Problem to work on: Filter the entries below, keeping only lines with the word "title".

Data for this task:
# # # #

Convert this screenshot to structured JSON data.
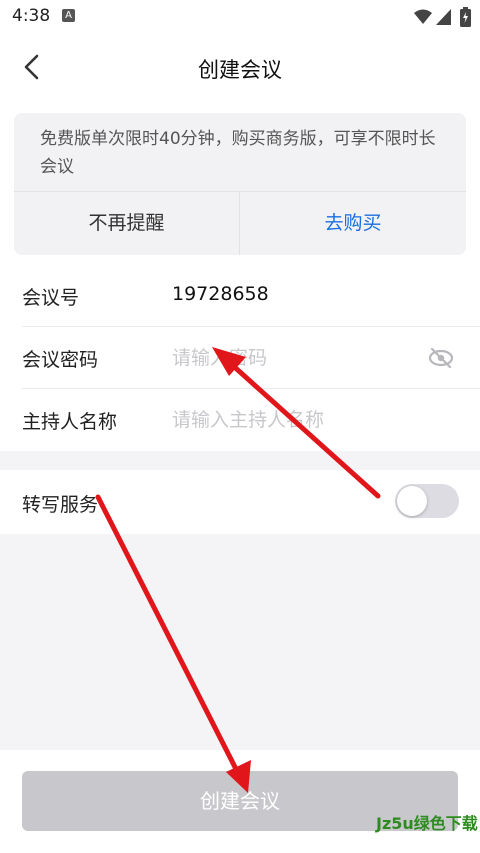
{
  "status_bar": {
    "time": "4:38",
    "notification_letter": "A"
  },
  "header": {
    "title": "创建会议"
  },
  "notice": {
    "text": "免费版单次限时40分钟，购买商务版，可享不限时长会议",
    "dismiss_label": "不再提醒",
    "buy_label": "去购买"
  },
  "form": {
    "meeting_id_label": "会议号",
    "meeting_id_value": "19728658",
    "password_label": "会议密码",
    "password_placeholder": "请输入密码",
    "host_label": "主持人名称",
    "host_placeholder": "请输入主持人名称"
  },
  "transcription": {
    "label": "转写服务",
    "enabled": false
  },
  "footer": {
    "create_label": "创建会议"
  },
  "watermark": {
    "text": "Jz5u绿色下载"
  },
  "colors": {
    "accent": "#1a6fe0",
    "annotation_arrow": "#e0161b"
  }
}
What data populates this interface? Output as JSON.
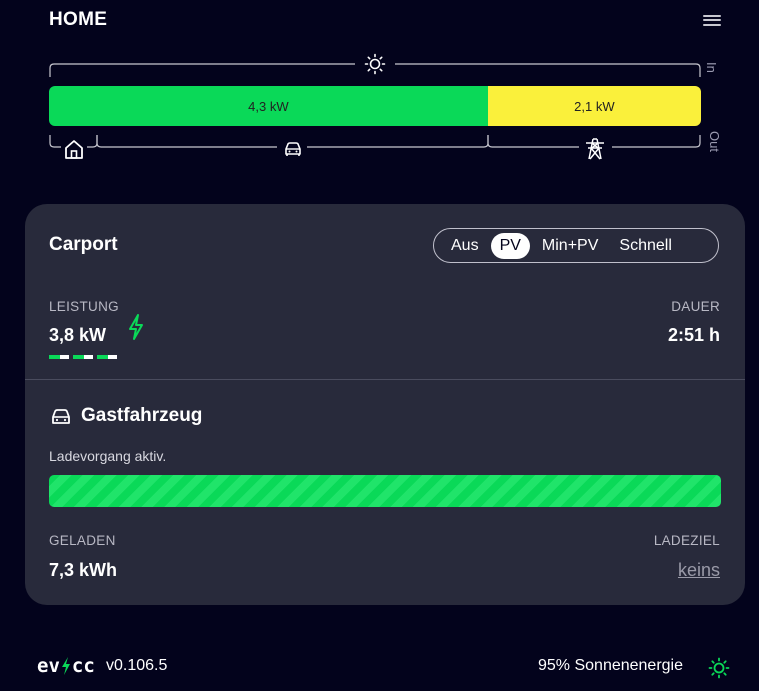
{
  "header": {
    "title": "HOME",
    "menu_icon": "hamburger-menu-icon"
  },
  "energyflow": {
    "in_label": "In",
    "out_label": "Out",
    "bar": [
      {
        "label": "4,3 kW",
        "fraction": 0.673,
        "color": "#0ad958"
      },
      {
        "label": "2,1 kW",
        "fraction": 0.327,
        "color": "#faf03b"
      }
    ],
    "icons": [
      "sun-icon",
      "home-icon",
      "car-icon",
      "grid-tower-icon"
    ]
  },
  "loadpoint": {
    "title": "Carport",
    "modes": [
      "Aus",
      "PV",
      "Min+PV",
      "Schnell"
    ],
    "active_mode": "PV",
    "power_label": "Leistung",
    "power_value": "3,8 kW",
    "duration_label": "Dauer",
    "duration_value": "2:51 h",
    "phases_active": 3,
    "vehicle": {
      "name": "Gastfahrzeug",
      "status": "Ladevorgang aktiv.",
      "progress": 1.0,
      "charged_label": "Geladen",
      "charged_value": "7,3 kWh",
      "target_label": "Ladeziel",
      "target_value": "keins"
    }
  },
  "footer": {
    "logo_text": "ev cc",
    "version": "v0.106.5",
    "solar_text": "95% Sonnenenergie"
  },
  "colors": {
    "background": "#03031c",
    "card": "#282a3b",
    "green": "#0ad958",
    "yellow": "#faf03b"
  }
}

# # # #

Finished task:
    "title": "创建会议"
    "title": "HOME",
    "title": "Carport",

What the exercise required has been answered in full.